START Materials provided
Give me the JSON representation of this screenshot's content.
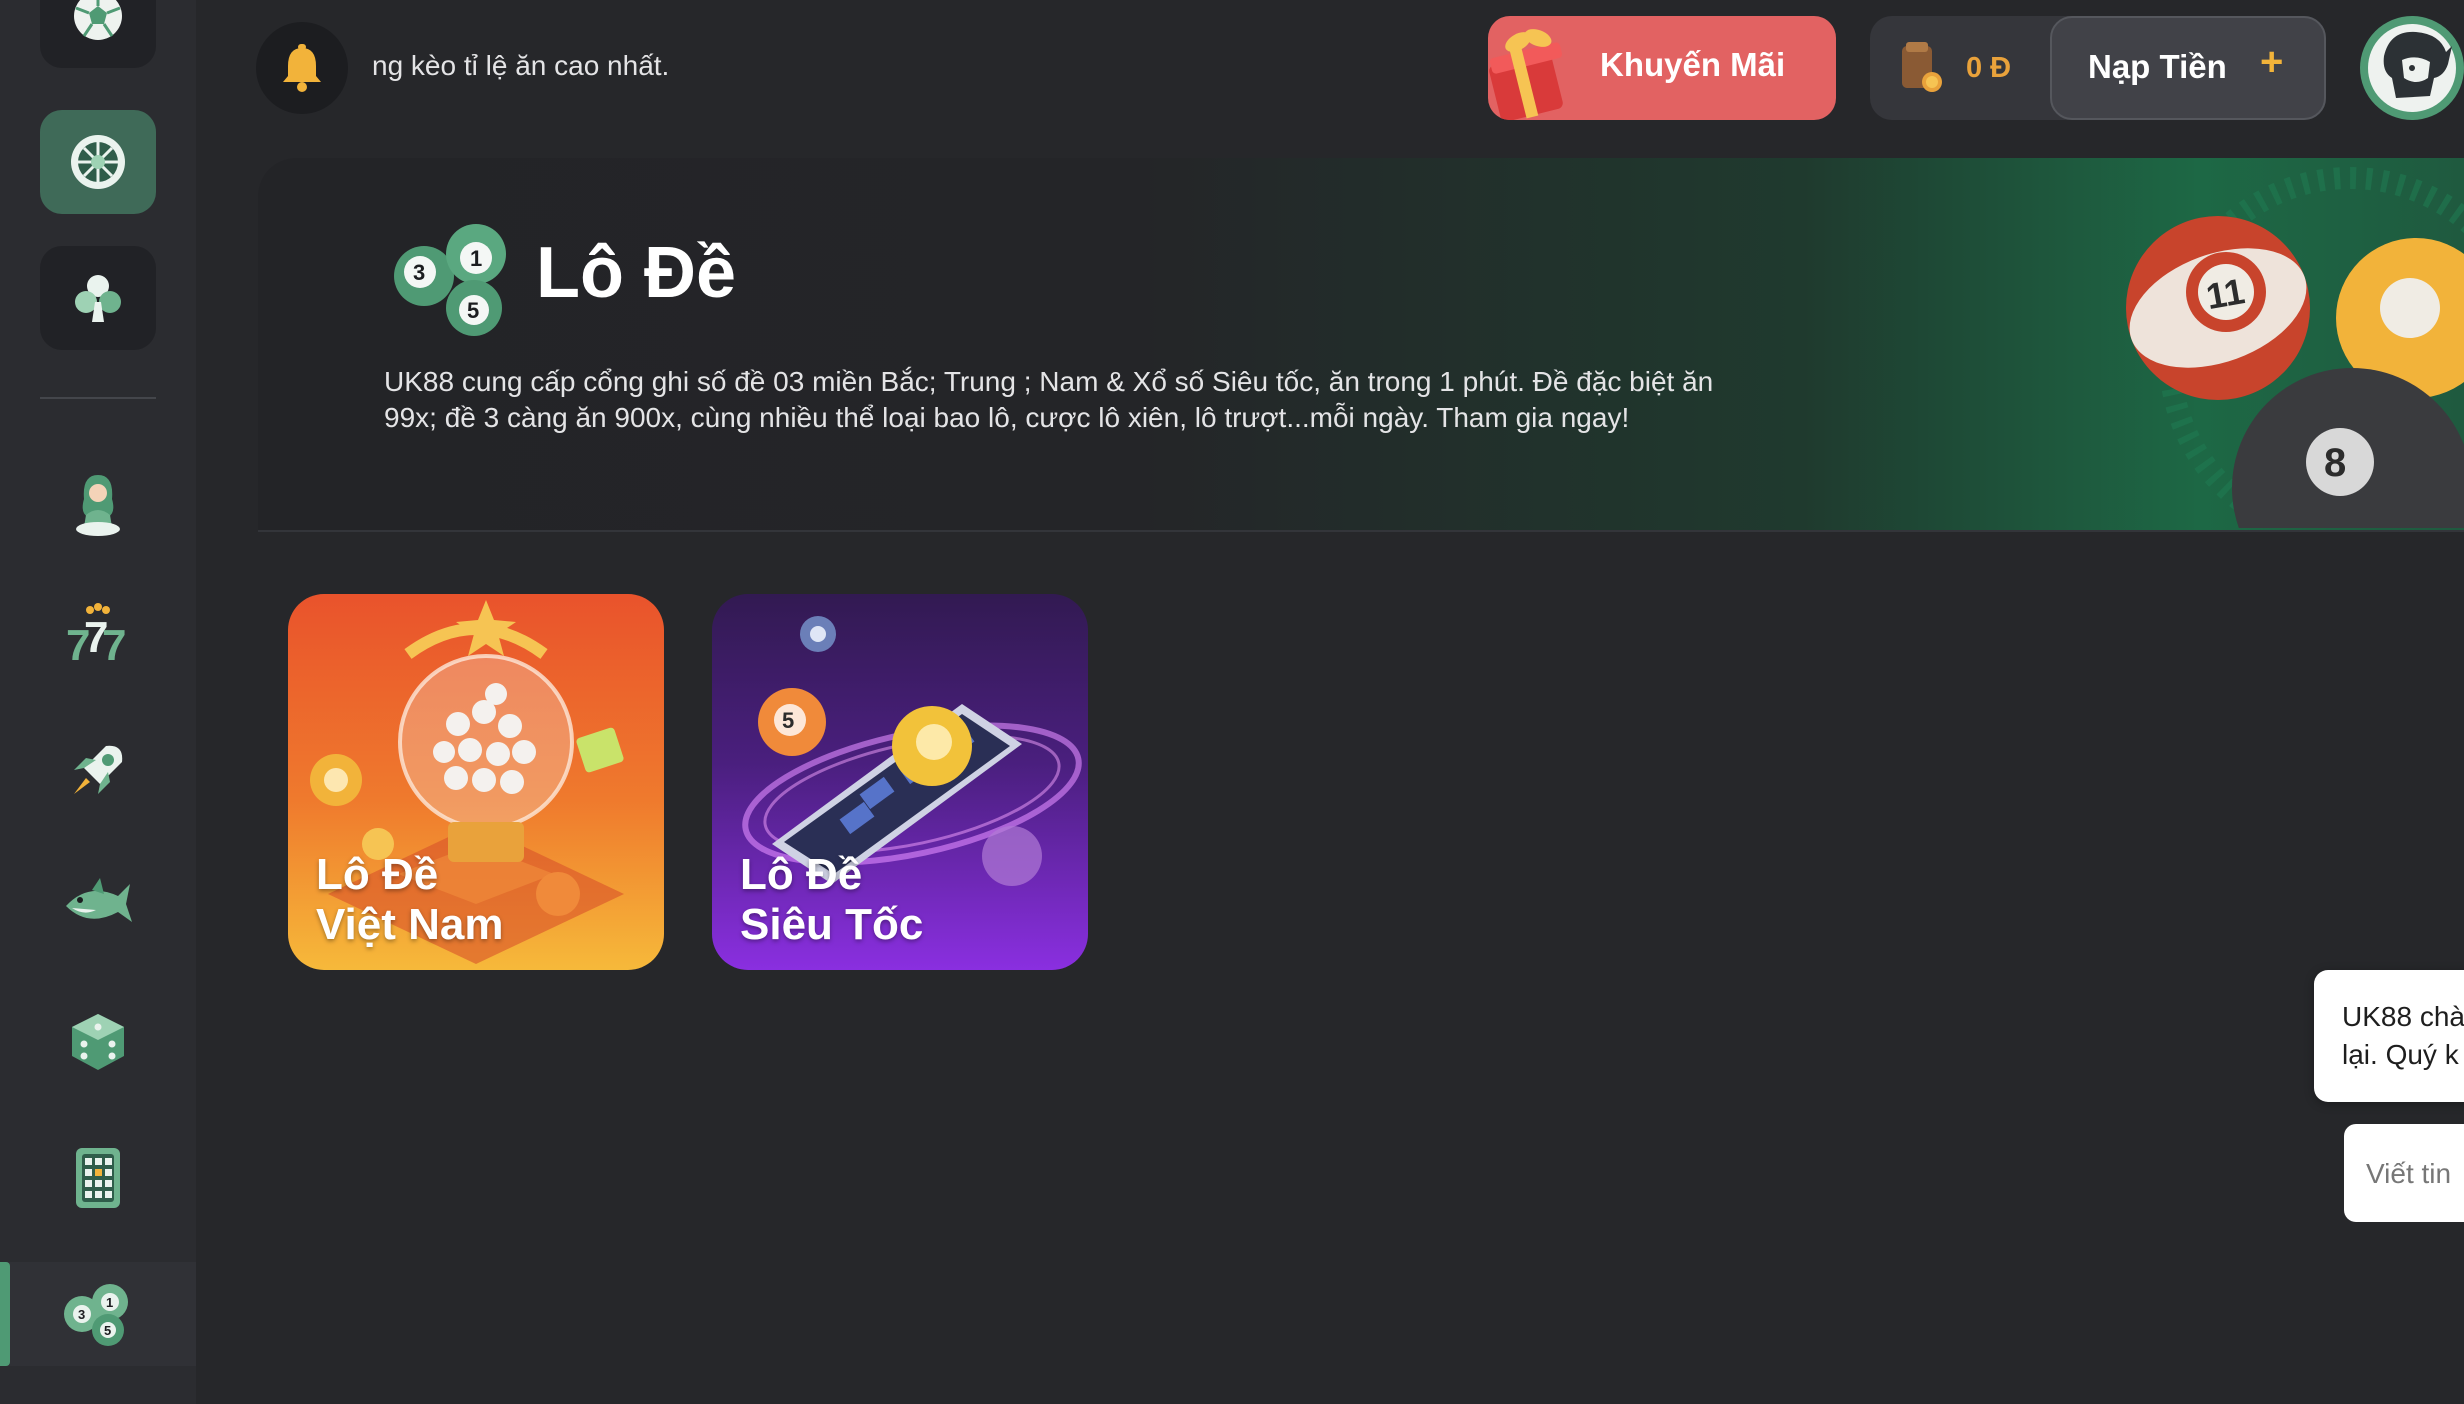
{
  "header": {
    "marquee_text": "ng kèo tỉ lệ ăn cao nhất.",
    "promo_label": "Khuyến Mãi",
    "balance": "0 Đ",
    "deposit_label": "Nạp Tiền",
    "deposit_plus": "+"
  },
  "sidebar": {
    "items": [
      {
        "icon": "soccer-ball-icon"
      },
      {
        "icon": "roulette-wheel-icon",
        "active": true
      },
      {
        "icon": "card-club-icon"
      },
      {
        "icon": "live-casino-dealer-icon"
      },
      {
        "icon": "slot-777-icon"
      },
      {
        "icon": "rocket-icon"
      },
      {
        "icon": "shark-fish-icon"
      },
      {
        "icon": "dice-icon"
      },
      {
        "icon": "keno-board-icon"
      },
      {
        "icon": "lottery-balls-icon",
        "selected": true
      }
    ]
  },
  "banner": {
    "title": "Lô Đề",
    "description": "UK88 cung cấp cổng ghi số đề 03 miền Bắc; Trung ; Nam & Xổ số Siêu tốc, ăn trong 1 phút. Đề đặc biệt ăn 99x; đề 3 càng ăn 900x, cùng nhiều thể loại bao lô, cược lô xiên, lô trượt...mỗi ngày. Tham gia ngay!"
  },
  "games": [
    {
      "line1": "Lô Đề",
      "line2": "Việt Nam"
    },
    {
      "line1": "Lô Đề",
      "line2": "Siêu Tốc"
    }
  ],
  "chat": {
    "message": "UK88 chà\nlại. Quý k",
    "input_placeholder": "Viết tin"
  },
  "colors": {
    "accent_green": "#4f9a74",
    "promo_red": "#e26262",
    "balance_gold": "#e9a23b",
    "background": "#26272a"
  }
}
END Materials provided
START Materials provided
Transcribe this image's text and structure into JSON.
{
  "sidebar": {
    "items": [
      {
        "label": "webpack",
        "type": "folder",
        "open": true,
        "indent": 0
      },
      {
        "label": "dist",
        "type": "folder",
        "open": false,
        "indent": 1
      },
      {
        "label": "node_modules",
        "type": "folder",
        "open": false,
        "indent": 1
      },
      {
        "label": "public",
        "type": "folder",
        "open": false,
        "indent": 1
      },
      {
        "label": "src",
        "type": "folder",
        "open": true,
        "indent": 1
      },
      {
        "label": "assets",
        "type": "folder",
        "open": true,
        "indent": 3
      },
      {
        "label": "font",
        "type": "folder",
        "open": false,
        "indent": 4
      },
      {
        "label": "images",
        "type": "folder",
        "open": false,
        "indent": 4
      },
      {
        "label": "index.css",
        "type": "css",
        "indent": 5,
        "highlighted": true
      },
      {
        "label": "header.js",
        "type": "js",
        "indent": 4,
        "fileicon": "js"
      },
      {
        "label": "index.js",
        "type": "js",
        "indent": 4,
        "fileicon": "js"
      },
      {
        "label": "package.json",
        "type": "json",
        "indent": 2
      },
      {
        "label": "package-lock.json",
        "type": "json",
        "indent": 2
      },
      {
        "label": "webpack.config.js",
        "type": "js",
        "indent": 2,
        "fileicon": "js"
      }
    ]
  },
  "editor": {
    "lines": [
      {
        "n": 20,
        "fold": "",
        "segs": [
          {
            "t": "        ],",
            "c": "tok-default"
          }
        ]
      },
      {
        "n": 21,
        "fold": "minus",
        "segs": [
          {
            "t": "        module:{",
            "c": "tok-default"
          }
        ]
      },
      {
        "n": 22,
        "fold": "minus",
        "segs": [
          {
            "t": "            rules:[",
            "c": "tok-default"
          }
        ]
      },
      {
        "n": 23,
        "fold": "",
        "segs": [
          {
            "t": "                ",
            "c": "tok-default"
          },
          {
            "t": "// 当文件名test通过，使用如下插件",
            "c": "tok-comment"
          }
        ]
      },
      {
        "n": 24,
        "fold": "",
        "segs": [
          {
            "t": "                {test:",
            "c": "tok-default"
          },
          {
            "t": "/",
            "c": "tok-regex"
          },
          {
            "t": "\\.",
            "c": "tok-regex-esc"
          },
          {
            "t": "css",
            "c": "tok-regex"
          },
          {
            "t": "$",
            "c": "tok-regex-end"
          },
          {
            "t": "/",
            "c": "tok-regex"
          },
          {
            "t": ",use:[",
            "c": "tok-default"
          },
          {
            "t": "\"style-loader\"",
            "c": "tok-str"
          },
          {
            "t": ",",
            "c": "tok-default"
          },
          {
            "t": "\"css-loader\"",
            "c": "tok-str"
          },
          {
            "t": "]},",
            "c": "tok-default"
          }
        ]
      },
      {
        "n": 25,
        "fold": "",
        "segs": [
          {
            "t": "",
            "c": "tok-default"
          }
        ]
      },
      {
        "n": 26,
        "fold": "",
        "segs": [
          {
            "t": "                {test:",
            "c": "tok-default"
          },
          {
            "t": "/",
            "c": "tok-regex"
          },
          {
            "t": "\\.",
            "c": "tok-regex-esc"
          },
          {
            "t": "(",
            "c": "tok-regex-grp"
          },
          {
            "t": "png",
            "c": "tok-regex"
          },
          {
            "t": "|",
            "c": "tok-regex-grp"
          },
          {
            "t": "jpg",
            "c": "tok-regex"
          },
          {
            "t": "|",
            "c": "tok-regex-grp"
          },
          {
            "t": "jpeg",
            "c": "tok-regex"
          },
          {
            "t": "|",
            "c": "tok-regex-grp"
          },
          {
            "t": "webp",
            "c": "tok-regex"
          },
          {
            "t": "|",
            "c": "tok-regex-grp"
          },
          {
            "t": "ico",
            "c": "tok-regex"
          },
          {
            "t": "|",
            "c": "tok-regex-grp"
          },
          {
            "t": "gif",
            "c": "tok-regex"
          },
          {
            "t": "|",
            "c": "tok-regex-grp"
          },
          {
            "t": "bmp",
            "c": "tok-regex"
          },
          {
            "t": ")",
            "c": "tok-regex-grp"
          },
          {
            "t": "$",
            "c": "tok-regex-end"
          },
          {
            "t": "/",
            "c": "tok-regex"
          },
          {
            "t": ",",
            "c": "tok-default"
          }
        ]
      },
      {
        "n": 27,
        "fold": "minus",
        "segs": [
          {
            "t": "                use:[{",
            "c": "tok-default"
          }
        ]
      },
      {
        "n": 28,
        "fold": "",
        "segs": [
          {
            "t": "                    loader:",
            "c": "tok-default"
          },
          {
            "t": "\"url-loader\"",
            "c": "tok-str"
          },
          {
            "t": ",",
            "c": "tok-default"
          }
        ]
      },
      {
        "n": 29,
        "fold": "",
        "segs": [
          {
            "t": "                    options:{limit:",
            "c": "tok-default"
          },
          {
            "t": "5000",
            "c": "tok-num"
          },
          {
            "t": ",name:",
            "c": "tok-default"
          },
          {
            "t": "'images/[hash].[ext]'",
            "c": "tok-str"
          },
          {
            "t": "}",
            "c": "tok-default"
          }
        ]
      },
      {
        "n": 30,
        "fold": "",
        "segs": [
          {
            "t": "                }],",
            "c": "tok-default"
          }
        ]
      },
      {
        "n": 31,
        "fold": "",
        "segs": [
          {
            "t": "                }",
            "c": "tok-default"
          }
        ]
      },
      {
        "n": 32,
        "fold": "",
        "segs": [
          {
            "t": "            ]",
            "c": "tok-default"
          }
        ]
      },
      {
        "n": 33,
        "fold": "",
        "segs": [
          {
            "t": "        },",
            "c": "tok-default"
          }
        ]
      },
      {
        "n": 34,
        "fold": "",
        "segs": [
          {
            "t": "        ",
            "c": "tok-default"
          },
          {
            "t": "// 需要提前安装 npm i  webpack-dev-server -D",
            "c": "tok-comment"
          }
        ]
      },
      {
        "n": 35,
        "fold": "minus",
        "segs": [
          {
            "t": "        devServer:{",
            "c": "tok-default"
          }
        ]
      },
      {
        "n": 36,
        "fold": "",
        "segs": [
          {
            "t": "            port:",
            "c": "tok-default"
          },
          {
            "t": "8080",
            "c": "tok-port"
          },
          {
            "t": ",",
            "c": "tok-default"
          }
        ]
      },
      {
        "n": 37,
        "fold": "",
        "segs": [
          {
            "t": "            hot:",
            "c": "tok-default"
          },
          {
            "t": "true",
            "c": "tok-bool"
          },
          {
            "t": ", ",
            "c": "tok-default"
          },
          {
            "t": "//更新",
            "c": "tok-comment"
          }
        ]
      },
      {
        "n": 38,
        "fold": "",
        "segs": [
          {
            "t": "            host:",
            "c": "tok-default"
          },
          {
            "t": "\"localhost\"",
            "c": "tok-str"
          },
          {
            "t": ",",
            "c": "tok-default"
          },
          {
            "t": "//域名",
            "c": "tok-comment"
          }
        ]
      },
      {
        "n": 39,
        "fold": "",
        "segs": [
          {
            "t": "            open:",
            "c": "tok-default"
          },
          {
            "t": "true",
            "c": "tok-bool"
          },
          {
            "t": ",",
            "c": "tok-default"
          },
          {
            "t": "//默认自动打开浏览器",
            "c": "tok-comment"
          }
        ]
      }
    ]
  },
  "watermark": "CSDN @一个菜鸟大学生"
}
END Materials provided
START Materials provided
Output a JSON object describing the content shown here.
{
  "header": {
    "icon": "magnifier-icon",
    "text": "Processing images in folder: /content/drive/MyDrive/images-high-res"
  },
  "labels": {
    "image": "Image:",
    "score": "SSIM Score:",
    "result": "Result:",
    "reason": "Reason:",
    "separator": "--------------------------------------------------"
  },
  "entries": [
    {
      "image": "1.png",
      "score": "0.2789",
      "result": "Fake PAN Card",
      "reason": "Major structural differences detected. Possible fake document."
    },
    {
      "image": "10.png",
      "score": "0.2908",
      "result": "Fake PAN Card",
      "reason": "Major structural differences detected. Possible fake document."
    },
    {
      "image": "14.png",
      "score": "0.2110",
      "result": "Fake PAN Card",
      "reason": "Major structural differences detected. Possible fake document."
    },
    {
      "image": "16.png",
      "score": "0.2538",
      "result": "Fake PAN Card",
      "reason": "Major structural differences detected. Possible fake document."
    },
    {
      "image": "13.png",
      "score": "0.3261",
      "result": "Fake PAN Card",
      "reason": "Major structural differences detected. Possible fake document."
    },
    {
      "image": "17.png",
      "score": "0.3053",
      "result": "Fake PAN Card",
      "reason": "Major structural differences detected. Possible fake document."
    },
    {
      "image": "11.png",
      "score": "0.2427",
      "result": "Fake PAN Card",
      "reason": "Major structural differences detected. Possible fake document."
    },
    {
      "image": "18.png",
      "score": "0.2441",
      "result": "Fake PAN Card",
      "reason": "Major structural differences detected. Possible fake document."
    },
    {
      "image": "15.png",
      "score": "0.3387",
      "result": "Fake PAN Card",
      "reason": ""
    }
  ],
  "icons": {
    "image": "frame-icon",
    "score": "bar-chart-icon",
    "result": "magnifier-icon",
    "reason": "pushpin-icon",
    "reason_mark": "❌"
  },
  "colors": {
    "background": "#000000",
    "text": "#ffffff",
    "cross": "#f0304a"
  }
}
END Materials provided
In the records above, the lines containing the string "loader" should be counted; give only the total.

4